▸ **Exercise aim**:
What is needed is a copy of each line in the listing that contains "Imposto".

•••

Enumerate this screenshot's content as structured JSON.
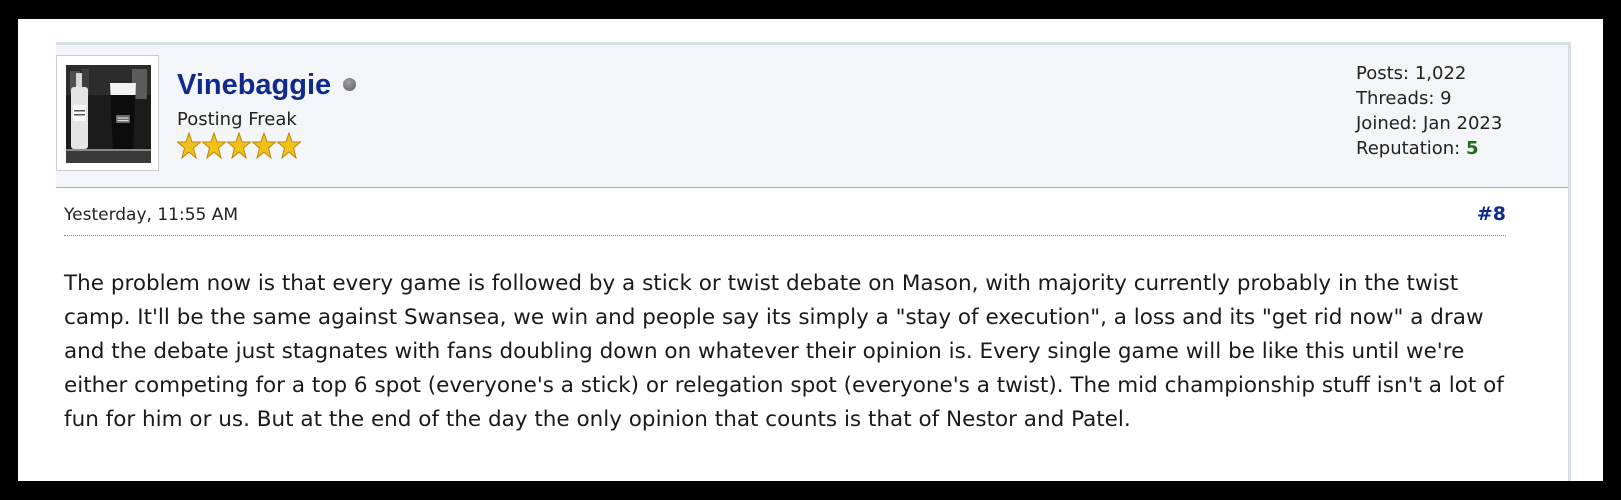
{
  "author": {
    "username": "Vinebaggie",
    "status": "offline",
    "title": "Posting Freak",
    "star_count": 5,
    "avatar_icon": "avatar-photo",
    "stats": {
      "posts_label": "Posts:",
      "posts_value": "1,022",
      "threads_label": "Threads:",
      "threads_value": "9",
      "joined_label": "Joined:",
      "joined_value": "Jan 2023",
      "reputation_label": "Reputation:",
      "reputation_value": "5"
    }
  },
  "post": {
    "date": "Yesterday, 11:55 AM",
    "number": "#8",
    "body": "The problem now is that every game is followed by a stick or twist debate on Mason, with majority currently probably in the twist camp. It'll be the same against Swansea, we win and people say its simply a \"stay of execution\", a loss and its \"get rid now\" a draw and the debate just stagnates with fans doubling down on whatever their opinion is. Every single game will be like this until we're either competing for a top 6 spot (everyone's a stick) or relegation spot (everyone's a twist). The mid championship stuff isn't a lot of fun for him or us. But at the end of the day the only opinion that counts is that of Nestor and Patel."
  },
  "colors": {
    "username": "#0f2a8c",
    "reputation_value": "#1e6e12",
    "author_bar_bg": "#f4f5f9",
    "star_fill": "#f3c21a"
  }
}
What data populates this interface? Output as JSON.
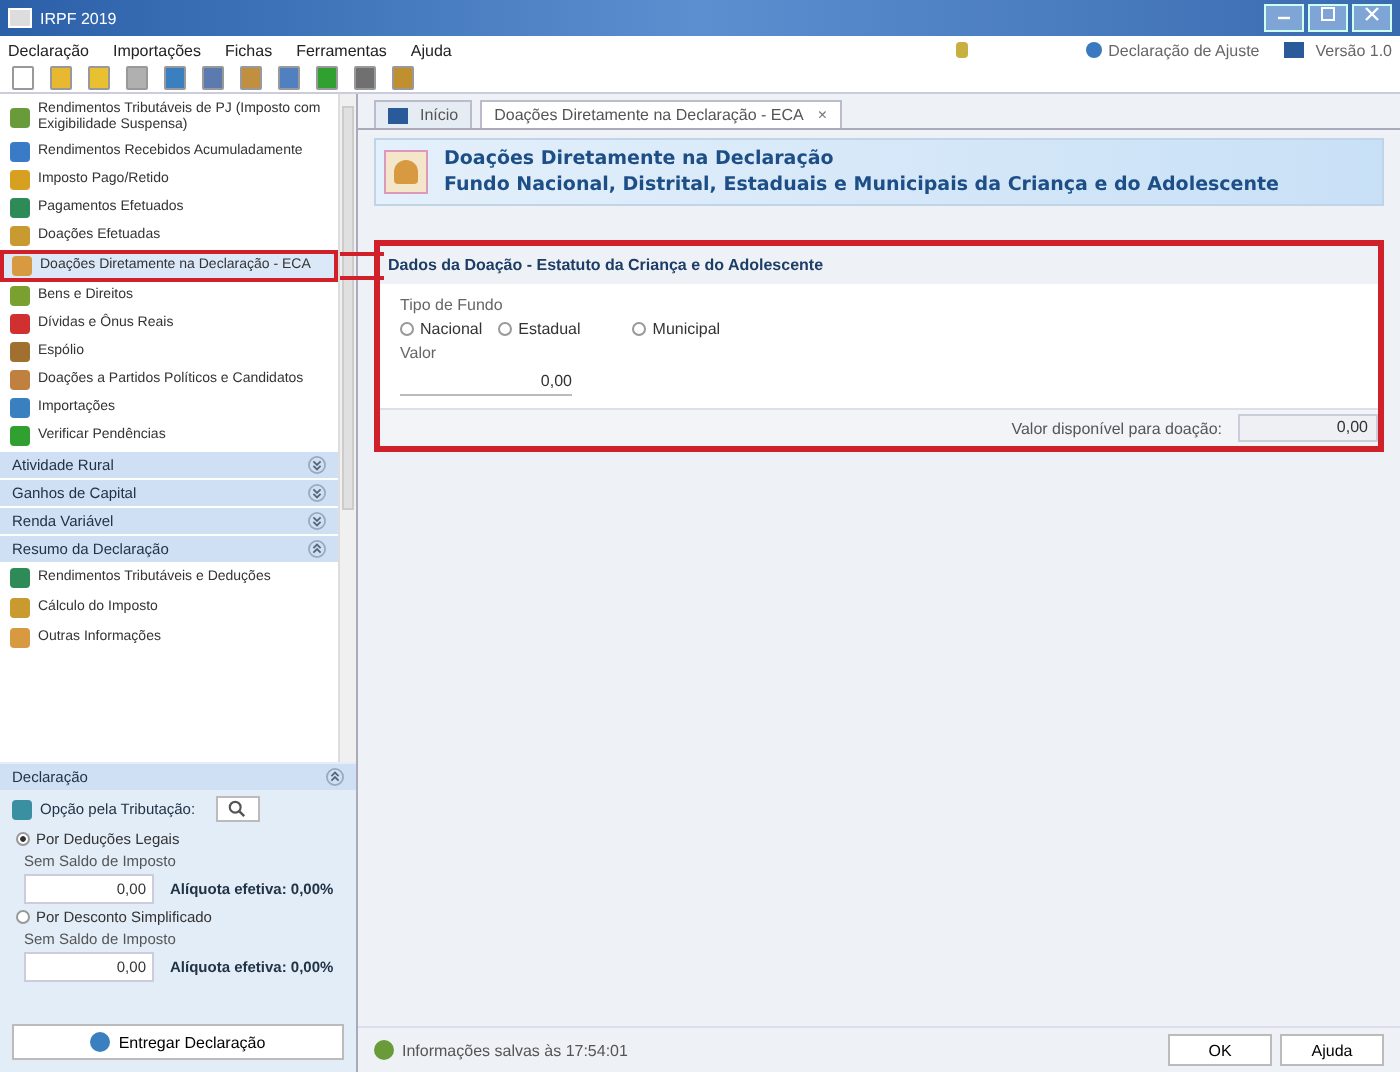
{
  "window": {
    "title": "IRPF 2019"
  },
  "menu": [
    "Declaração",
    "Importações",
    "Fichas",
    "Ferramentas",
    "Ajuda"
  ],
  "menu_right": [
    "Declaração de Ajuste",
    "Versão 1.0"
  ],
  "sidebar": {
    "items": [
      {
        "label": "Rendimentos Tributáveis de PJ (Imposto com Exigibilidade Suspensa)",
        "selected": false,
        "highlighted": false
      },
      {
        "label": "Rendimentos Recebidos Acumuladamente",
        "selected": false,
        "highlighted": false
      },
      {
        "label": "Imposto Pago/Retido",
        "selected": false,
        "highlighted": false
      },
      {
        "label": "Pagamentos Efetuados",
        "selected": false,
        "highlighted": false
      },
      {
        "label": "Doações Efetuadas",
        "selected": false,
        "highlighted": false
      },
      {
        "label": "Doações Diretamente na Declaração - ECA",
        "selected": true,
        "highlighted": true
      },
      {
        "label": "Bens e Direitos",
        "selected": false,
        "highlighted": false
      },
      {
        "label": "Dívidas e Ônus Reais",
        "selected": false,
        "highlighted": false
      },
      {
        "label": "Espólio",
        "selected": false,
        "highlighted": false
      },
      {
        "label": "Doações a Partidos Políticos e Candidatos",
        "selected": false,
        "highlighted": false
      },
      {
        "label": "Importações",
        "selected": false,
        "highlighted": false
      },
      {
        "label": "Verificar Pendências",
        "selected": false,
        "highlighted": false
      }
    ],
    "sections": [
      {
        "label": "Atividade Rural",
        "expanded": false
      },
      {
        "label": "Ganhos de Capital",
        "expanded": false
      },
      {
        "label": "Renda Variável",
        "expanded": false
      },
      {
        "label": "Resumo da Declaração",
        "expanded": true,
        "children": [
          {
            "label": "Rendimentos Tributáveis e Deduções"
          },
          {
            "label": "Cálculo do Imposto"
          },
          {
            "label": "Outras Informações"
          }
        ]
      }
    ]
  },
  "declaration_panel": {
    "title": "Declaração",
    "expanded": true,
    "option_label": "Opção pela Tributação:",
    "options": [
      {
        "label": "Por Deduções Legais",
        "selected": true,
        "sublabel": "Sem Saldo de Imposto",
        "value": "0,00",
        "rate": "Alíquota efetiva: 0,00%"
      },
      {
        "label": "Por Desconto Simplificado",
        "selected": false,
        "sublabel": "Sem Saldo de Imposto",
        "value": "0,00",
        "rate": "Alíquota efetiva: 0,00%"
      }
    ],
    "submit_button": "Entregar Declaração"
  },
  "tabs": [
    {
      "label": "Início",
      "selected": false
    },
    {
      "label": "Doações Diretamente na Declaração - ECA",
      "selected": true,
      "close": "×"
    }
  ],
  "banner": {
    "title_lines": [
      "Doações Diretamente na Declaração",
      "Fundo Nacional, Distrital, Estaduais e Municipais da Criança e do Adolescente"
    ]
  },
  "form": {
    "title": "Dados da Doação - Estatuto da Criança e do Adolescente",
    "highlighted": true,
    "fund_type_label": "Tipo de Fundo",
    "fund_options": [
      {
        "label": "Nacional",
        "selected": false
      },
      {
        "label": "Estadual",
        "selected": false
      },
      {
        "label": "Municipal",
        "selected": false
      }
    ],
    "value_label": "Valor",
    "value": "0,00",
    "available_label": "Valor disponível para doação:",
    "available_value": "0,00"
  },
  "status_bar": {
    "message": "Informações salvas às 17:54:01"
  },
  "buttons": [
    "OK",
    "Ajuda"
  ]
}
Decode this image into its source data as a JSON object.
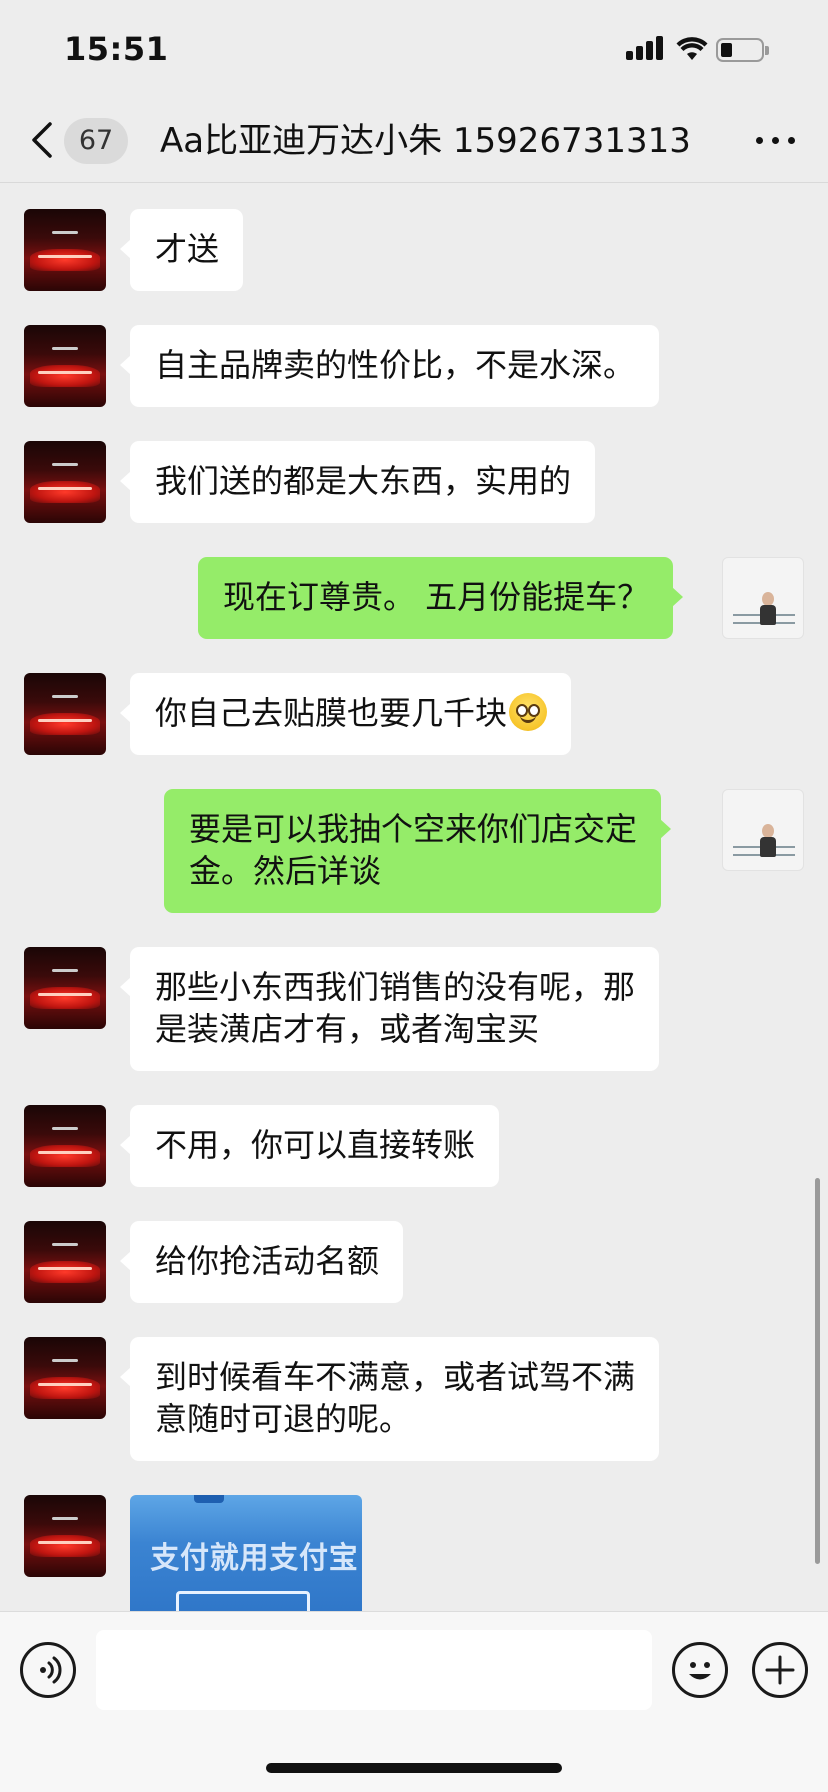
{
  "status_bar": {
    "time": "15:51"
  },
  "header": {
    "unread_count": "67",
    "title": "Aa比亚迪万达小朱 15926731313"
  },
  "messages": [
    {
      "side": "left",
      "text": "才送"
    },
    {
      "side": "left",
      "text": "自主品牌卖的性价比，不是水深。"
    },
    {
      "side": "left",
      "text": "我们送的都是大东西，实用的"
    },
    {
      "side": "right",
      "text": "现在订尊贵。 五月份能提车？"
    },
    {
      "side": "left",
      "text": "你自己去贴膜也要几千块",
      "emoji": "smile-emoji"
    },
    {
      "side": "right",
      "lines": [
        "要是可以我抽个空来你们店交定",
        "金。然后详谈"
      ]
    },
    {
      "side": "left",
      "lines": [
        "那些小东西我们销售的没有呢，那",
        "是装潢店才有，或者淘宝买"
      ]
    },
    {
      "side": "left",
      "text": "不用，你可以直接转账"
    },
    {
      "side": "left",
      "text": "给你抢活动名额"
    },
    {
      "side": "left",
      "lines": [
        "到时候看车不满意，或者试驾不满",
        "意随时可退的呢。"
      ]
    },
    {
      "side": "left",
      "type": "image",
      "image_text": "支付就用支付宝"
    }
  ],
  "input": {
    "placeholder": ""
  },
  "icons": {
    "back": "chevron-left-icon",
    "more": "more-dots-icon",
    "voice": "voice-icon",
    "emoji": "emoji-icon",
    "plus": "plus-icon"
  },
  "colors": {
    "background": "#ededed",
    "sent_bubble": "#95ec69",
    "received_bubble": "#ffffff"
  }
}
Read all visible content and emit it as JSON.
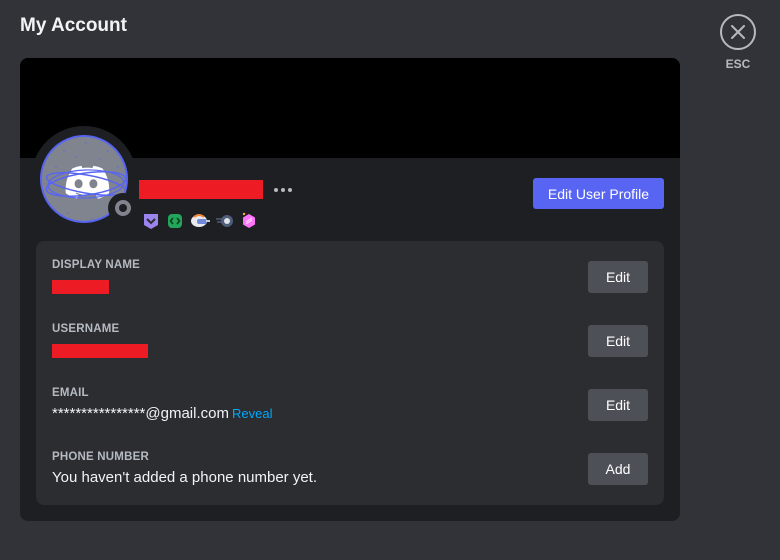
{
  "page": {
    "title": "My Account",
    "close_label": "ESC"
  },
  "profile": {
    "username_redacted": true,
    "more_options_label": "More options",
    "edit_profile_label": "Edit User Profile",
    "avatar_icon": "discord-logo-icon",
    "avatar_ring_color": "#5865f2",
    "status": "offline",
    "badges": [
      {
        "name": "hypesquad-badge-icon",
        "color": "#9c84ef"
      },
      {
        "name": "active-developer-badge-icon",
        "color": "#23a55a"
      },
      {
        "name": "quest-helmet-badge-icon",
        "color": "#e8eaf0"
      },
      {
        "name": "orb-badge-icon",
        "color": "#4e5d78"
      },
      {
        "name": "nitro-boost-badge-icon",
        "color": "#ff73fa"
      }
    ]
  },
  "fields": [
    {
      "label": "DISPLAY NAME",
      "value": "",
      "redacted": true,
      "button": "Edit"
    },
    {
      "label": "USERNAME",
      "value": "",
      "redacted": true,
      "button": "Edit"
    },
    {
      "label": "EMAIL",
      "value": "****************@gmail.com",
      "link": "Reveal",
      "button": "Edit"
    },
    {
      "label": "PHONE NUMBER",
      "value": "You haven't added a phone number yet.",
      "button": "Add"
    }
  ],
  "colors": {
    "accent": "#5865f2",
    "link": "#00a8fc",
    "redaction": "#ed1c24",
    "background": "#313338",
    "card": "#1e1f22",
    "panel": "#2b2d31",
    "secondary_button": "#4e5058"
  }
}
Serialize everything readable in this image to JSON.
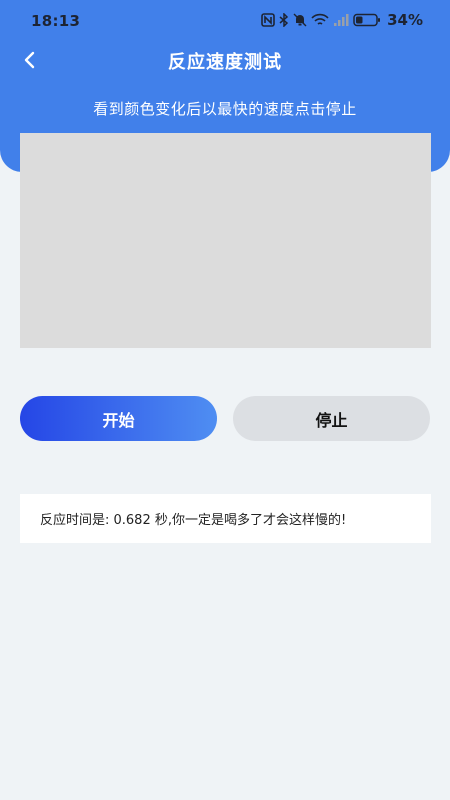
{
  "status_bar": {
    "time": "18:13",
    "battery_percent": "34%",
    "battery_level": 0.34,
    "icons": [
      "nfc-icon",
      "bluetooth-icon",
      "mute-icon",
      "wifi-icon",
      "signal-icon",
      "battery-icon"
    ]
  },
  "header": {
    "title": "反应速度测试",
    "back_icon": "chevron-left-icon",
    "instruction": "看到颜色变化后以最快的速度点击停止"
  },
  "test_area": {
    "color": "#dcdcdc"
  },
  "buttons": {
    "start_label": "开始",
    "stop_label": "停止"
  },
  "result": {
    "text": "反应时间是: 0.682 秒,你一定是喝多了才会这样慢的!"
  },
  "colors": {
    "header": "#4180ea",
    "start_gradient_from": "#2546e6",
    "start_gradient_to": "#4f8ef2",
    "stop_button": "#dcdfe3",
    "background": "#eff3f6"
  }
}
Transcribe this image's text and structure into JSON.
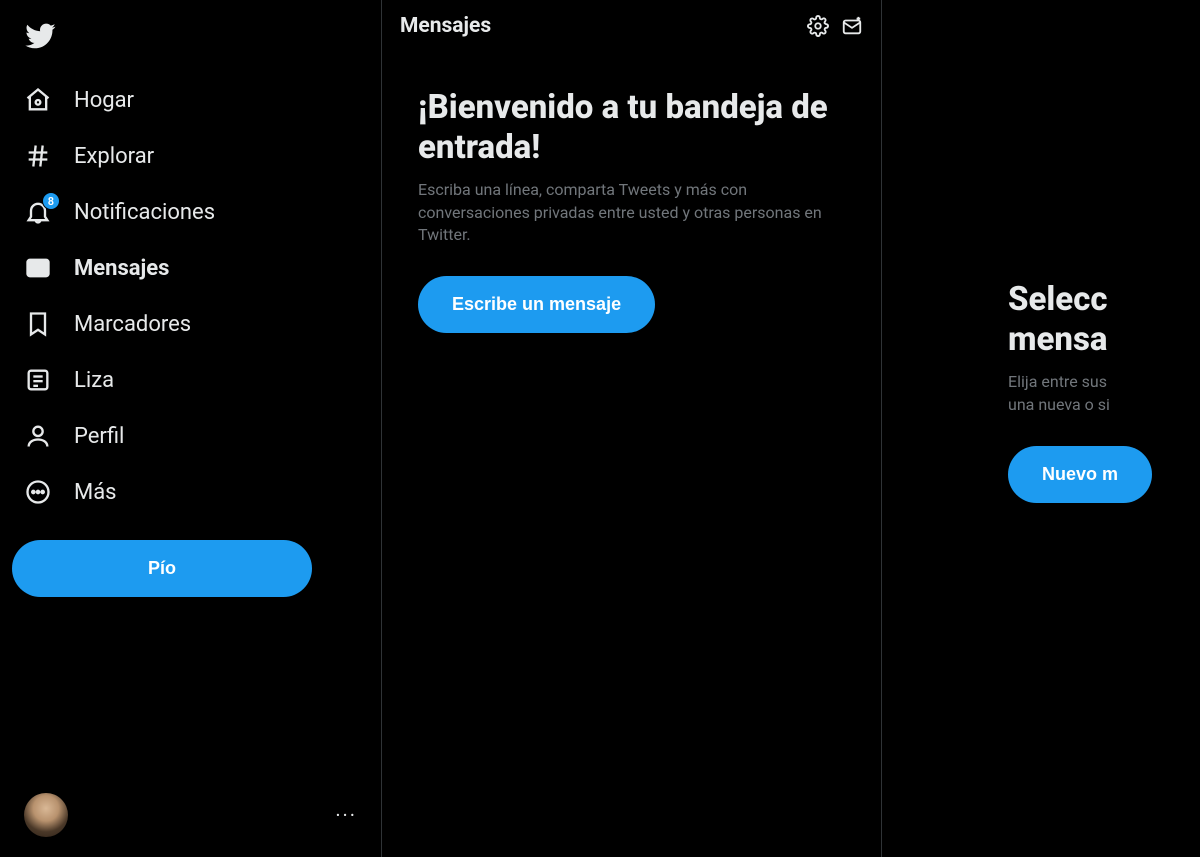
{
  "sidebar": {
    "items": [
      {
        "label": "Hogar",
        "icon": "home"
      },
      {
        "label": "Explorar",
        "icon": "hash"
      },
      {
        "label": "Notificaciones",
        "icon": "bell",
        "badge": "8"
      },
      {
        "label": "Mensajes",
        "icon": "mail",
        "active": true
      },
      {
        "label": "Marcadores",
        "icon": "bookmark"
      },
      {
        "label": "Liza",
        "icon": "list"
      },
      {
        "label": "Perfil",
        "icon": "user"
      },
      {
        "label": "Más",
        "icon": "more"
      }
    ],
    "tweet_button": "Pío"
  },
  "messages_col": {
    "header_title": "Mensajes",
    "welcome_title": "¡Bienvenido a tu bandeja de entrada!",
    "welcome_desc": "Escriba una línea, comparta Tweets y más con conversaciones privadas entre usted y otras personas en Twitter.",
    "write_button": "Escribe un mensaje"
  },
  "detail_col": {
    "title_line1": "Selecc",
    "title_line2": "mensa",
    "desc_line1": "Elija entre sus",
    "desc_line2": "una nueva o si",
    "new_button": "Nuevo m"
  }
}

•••

▸ **Answer to this task**:
        "label": "Rendimentos Tributáveis de PJ (Imposto com Exigibilidade Suspensa)",
        "label": "Imposto Pago/Retido",
            "label": "Cálculo do Imposto"
        "sublabel": "Sem Saldo de Imposto",
        "sublabel": "Sem Saldo de Imposto",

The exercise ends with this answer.